malalignment, tenderness, or abnormalities of the bones,
joints or muscles; normal movement of all extremities; back
pain; arthralgias/joint pain; muscle aches; no swelling in
the extremities; no muscle weakness; and no cyanosis, edema,
varicosities, or palpable cord in the extremities.
(Id. at pp. 385-86). His neurological examination
indicated she had normal gait and station; grossly intact
cranial nerves; numbness in her right leg; reflexes: DTRs 2
bilaterally throughout; and no tremors, weakness, numbness,
seizures, dizziness, headaches, or loss of consciousness.
(Id.). His psychiatric examination indicated good
judgment; normal mood and affect; active; alert; orientation
to time, place, and person; normal recent memory; normal
remote memory; depression; no sleep disturbances; and no
alcohol abuse. (Id.). His assessment / plan
indicates he prescribed her medication for depressive
disorder. (Id. at 386).
Dr. Azneer's findings and assessments for Plaintiff
remained substantially the same throughout his treatment of
her, with some exceptions. (Id. at pp. 346-83). The
greatest changes occurred to her psychiatric diagnoses.
(Id.). Treatment records for an appointment on
December 27, 2012 indicate for the first time in the
assessment / plan that Plaintiff had an anxiety disorder that
would "remain managed" by diazepam that had already
been prescribed to her for other reasons. (Id. at p.
374). Treatment records for a April 8, 2013 appointment
indicate for the first time muscoloskeletal findings of
malalignment, tenderness, and limited range of motion
throughout her thorax. (Id. at p. 3 62). Treatment
records for a June 10, 2013 appointment indicate for the
first time that Plaintiff suffered from panic disorder
without agoraphobia, she reported restless sleep, and Dr.

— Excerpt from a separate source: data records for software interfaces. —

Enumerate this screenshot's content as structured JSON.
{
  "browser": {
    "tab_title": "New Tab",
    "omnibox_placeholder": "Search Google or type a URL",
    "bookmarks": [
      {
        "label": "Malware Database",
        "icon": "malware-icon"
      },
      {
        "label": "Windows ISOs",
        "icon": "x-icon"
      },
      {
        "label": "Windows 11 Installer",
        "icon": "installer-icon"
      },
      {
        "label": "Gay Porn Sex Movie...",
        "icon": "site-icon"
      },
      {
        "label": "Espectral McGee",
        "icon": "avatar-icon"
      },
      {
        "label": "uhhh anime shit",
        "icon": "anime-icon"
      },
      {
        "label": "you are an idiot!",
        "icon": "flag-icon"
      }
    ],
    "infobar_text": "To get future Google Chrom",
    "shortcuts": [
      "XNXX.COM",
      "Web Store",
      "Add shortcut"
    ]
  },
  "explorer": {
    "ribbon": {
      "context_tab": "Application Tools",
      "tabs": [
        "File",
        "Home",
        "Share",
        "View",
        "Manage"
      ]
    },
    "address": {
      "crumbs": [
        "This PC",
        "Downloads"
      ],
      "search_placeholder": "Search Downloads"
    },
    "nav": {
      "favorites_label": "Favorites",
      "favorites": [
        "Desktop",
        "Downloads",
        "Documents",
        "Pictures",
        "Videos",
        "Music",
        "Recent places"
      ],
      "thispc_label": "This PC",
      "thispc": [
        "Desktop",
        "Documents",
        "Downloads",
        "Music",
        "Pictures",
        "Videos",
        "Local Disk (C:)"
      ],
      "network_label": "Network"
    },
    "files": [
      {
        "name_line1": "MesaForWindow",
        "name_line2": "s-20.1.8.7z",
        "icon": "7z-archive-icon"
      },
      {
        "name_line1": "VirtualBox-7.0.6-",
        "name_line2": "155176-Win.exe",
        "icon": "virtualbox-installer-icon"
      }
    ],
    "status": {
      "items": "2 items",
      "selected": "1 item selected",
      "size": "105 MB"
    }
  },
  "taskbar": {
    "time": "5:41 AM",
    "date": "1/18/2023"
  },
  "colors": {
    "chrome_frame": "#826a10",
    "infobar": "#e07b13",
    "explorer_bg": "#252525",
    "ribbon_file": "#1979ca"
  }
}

prescribed her xanax to replace the diazepam. (Id.
at pp. 358-59). Appointment records for August 12, 2014
indicate that her anxiety medication had been changed to
xanax, that her panic disorder without agoraphobia diagnosis
included her complaints of "difficulty leaving her
house, " that her depressive disorder was being treated
with sertaline, and that she was not to receive separate
treatment for her agoraphobia. (Id. at pp. 355-56).
last records of Plaintiff s appointments with Dr. Azneer are
for appointments on October 13, 2014 and November 7, 2014.
(Id. at pp. 346-53). His discussion notes for both
of these appointments indicate that "[Plaintiffs]
ability to cope has decreased markedly-she is at the limit of
her endurance just to be in the office with me."
(Id. at pp. 349, 353). The October 13, 2014 records
indicate for the first time that Plaintiffs panic disorder
without agoraphobia was "severe" and that she was
under the care of psychiatrist Dr. Aaron Brooks for her
depressive disorder. (Id. at pp. 352-53). The
November 7, 2014 records indicate ...